Exercise material section start

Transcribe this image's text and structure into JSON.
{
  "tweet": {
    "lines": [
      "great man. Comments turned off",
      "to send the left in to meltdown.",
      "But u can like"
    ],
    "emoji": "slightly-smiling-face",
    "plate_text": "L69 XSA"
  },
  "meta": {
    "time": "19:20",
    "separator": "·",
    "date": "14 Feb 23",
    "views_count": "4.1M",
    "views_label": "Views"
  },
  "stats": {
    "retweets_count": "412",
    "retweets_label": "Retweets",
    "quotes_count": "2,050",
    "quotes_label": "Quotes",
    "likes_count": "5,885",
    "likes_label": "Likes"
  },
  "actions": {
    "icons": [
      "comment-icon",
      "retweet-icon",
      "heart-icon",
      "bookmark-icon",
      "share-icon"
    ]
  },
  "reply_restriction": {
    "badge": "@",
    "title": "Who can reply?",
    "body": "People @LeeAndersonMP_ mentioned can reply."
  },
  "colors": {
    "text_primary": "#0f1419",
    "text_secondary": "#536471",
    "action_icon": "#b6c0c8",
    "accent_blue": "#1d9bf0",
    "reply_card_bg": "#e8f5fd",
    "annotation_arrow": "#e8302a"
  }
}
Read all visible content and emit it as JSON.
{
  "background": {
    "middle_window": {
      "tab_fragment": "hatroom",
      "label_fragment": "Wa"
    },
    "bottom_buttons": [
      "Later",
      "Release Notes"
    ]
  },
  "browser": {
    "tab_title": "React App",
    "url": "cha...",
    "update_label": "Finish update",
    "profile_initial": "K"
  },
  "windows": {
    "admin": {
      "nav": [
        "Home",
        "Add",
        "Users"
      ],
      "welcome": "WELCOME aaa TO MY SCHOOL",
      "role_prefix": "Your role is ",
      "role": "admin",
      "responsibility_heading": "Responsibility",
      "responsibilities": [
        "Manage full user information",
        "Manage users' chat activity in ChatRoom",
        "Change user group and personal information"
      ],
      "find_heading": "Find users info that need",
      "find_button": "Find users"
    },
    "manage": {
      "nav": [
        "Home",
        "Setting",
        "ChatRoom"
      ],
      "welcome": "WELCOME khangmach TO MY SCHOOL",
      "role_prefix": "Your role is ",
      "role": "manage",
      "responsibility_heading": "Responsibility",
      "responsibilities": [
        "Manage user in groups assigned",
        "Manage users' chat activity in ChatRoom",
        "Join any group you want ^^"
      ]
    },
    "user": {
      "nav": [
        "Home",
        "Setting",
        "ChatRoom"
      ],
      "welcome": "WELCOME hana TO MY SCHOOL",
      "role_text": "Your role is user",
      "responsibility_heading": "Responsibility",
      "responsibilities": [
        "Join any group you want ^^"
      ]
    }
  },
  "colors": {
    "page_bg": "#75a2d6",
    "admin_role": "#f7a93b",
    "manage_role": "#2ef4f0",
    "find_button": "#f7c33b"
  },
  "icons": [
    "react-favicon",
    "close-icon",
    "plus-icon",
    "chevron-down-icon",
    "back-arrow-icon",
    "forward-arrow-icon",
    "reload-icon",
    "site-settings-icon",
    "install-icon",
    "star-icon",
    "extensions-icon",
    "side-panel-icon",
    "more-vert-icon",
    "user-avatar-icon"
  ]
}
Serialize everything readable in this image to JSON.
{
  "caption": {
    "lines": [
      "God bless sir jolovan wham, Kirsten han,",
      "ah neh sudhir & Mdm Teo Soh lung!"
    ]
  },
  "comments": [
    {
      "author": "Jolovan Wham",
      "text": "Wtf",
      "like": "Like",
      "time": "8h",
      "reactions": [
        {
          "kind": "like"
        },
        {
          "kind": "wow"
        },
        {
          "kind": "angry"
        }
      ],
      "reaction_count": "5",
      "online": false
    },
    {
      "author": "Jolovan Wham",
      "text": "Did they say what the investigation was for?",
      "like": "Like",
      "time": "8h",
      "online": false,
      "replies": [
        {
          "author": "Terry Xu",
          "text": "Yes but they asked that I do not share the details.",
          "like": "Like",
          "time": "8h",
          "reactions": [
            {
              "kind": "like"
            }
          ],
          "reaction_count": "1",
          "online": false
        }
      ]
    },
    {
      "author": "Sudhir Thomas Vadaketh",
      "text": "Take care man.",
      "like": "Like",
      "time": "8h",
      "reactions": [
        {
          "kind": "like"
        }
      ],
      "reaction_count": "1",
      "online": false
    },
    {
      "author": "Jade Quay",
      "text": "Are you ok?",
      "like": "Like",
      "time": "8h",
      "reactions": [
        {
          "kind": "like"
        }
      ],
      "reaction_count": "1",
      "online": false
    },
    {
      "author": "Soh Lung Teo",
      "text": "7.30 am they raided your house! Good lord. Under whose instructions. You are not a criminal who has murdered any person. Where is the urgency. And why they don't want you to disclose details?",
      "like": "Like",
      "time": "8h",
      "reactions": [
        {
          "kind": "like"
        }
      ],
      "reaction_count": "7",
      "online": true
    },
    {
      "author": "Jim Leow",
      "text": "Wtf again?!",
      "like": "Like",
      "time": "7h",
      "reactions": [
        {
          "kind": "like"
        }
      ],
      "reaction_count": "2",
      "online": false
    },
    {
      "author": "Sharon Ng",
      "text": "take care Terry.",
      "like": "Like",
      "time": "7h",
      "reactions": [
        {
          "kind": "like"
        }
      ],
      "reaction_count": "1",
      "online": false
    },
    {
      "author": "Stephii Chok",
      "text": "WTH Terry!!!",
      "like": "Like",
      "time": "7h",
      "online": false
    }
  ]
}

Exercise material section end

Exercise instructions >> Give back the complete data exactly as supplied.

Output >>
Transcribe this image's text and structure into JSON.
{
  "tweet": {
    "lines": [
      "great man. Comments turned off",
      "to send the left in to meltdown.",
      "But u can like"
    ],
    "emoji": "slightly-smiling-face",
    "plate_text": "L69 XSA"
  },
  "meta": {
    "time": "19:20",
    "separator": "·",
    "date": "14 Feb 23",
    "views_count": "4.1M",
    "views_label": "Views"
  },
  "stats": {
    "retweets_count": "412",
    "retweets_label": "Retweets",
    "quotes_count": "2,050",
    "quotes_label": "Quotes",
    "likes_count": "5,885",
    "likes_label": "Likes"
  },
  "actions": {
    "icons": [
      "comment-icon",
      "retweet-icon",
      "heart-icon",
      "bookmark-icon",
      "share-icon"
    ]
  },
  "reply_restriction": {
    "badge": "@",
    "title": "Who can reply?",
    "body": "People @LeeAndersonMP_ mentioned can reply."
  },
  "colors": {
    "text_primary": "#0f1419",
    "text_secondary": "#536471",
    "action_icon": "#b6c0c8",
    "accent_blue": "#1d9bf0",
    "reply_card_bg": "#e8f5fd",
    "annotation_arrow": "#e8302a"
  }
}
Read all visible content and emit it as JSON.
{
  "background": {
    "middle_window": {
      "tab_fragment": "hatroom",
      "label_fragment": "Wa"
    },
    "bottom_buttons": [
      "Later",
      "Release Notes"
    ]
  },
  "browser": {
    "tab_title": "React App",
    "url": "cha...",
    "update_label": "Finish update",
    "profile_initial": "K"
  },
  "windows": {
    "admin": {
      "nav": [
        "Home",
        "Add",
        "Users"
      ],
      "welcome": "WELCOME aaa TO MY SCHOOL",
      "role_prefix": "Your role is ",
      "role": "admin",
      "responsibility_heading": "Responsibility",
      "responsibilities": [
        "Manage full user information",
        "Manage users' chat activity in ChatRoom",
        "Change user group and personal information"
      ],
      "find_heading": "Find users info that need",
      "find_button": "Find users"
    },
    "manage": {
      "nav": [
        "Home",
        "Setting",
        "ChatRoom"
      ],
      "welcome": "WELCOME khangmach TO MY SCHOOL",
      "role_prefix": "Your role is ",
      "role": "manage",
      "responsibility_heading": "Responsibility",
      "responsibilities": [
        "Manage user in groups assigned",
        "Manage users' chat activity in ChatRoom",
        "Join any group you want ^^"
      ]
    },
    "user": {
      "nav": [
        "Home",
        "Setting",
        "ChatRoom"
      ],
      "welcome": "WELCOME hana TO MY SCHOOL",
      "role_text": "Your role is user",
      "responsibility_heading": "Responsibility",
      "responsibilities": [
        "Join any group you want ^^"
      ]
    }
  },
  "colors": {
    "page_bg": "#75a2d6",
    "admin_role": "#f7a93b",
    "manage_role": "#2ef4f0",
    "find_button": "#f7c33b"
  },
  "icons": [
    "react-favicon",
    "close-icon",
    "plus-icon",
    "chevron-down-icon",
    "back-arrow-icon",
    "forward-arrow-icon",
    "reload-icon",
    "site-settings-icon",
    "install-icon",
    "star-icon",
    "extensions-icon",
    "side-panel-icon",
    "more-vert-icon",
    "user-avatar-icon"
  ]
}
Serialize everything readable in this image to JSON.
{
  "caption": {
    "lines": [
      "God bless sir jolovan wham, Kirsten han,",
      "ah neh sudhir & Mdm Teo Soh lung!"
    ]
  },
  "comments": [
    {
      "author": "Jolovan Wham",
      "text": "Wtf",
      "like": "Like",
      "time": "8h",
      "reactions": [
        {
          "kind": "like"
        },
        {
          "kind": "wow"
        },
        {
          "kind": "angry"
        }
      ],
      "reaction_count": "5",
      "online": false
    },
    {
      "author": "Jolovan Wham",
      "text": "Did they say what the investigation was for?",
      "like": "Like",
      "time": "8h",
      "online": false,
      "replies": [
        {
          "author": "Terry Xu",
          "text": "Yes but they asked that I do not share the details.",
          "like": "Like",
          "time": "8h",
          "reactions": [
            {
              "kind": "like"
            }
          ],
          "reaction_count": "1",
          "online": false
        }
      ]
    },
    {
      "author": "Sudhir Thomas Vadaketh",
      "text": "Take care man.",
      "like": "Like",
      "time": "8h",
      "reactions": [
        {
          "kind": "like"
        }
      ],
      "reaction_count": "1",
      "online": false
    },
    {
      "author": "Jade Quay",
      "text": "Are you ok?",
      "like": "Like",
      "time": "8h",
      "reactions": [
        {
          "kind": "like"
        }
      ],
      "reaction_count": "1",
      "online": false
    },
    {
      "author": "Soh Lung Teo",
      "text": "7.30 am they raided your house! Good lord. Under whose instructions. You are not a criminal who has murdered any person. Where is the urgency. And why they don't want you to disclose details?",
      "like": "Like",
      "time": "8h",
      "reactions": [
        {
          "kind": "like"
        }
      ],
      "reaction_count": "7",
      "online": true
    },
    {
      "author": "Jim Leow",
      "text": "Wtf again?!",
      "like": "Like",
      "time": "7h",
      "reactions": [
        {
          "kind": "like"
        }
      ],
      "reaction_count": "2",
      "online": false
    },
    {
      "author": "Sharon Ng",
      "text": "take care Terry.",
      "like": "Like",
      "time": "7h",
      "reactions": [
        {
          "kind": "like"
        }
      ],
      "reaction_count": "1",
      "online": false
    },
    {
      "author": "Stephii Chok",
      "text": "WTH Terry!!!",
      "like": "Like",
      "time": "7h",
      "online": false
    }
  ]
}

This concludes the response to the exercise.